Topic: Bible Journaling
Last week I tutored another class on lettering in a style I called 'Promise'. Thi was a combination of two different lettering alphabets that I tweaked to use together - one for the upper-case and wone for the lower-case.
As we go through the daily lessons you'll note some issues I had with some letters and how I solved them.
Welcome to another week of lessons in the Lettering Lodge! We are going be learning a semi-script that I call ‘Promise’.
I say semi-script because there are scrolls on both the upper- and lower-case letters (like a script) but there is no connection between individual letters (like a print). These letters are very upright, leaning neither to the left or right.
The height of the lower-case letters is slightly LESS than half of the uppers.
Work on getting those swoops right, you’re going to be using them a lot!
You’ll note that words written in all caps are not very readable. The word you’ll write out is just for practice.
So, have a go at this – remembering to draw in pencil until you have good forms, then ink, then erase your pencil.
Since there are several loops, swoops and scrolls that are common between letters, practice some of these along the upper edge of your page. It will make it easier to write consistent letters if you get these forms into muscle memory first.
As you look over the alphabet page below, please note the two alternate forms for the letters ‘I’ and ‘T’. I actually did all the homework lessons this week with the original forms and found I did not like them. The original ‘T’ looks like a ‘C’ and the original ‘I’ looks like a ‘T’. So, I gave the ‘I’ to the ‘T’ and made a new form for ‘I’. IT IS PERFECTLY ACCEPTABLE TO DO THIS YOURSELF IF THERE IS A LETTER THAT YOU DON’T LIKE! Just create a new letter form that uses elements common to the style. In fact, I noted yesterday that a couple of people have already switched out the upper-case S for a form they liked better.
So, as you write out your alphabet, substitute in the letter forms as YOU like them and this will become your personal reference sheet as you complete more assignments this week (and in the future).
Find a song or quote about God’s promises and write it up as a reminder of His faithfulness. I used a quote from Rev. Billy Graham.
NOTE ON USE OF CAPITALS: I find that I like to capitalize every word (even the articles) when working on a full page like this. It looks nice and gives lots of practice on the large letter forms.
Unfortunately, all of those upper-case ‘T’s look too much like ‘C’s or ‘G’s so it is easy to read: “Go, Che and Chat”. This is why I gave those alternate forms yesterday!
Remember P-I-E (pencil, ink, erase) and decorate the page if you wish. I used the rainbow as a reminder of God’s promise.
Today, use the ‘promise’ font to write out a ‘promise’ scripture in your journal, practice notebook or on plain paper.
NOTE ON CENTERING: If you want to center the words on your page, write and ink them on a practice sheet first. Then I usually pencil in a center mark on EACH LINE separately and pencil in a center line on the final page, top to bottom. This gives me a target. Then place the ‘final’ page over top of the practice piece and use a light box or a window to trace the words. You can slide the original sideways in whichever direction you need to center the lines on the page.

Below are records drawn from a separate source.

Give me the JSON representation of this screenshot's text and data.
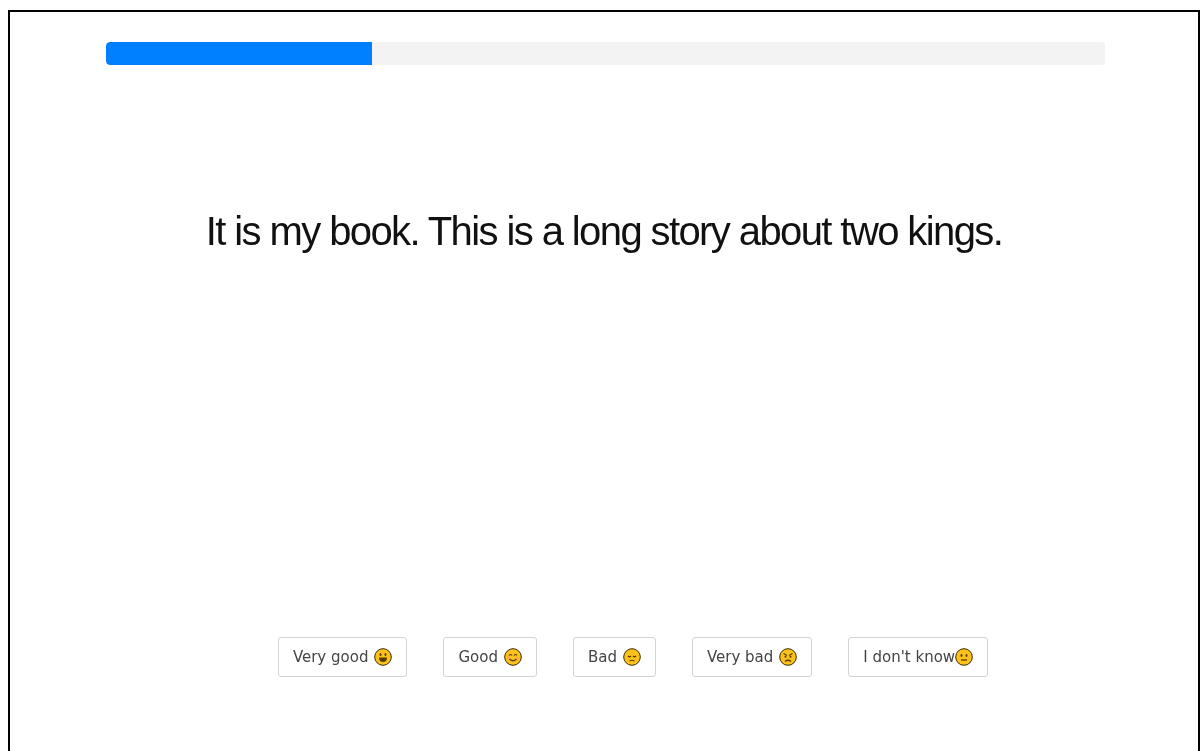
{
  "progress": {
    "level": 0.267
  },
  "sentence": "It is my book. This is a long story about two kings.",
  "answers": [
    {
      "label": "Very good",
      "kind": "grin"
    },
    {
      "label": "Good",
      "kind": "smile"
    },
    {
      "label": "Bad",
      "kind": "sad"
    },
    {
      "label": "Very bad",
      "kind": "angry"
    },
    {
      "label": "I don't know",
      "kind": "neutral"
    }
  ]
}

Another way to center them is to fold the practice paper right above the line of text and align its center line with the one on the final page. Then copy the letters on the final page just above the corresponding letter on the practice page. Repeat these steps as you move down the page.
If you want to decorate your page, do all the inking of the letters first using a heavier weight line and erase their pencil guides. Sketch your artwork in pencil and ink it in very thin line pen. Erase those pencil lines before coloring. I used a dove representing the Spirit of God. This is a fancier version of the Drawing Room dove, with swoops and swirls added to the wings and tail.
Now we will bring the ‘promise’ font to our Bibles.
This is the point at which I swapped out the alternate ‘T’ and ‘I’ letterforms. Isn’t that so much more readable?
Don’t forget that all our work is done with the P-I-E (pencil, ink, erase) process.
So that wraps up another week of lettering lessons - I'm on the schedule to teach lettering in the coming week, too, so there'll be another wrap-up next weekend.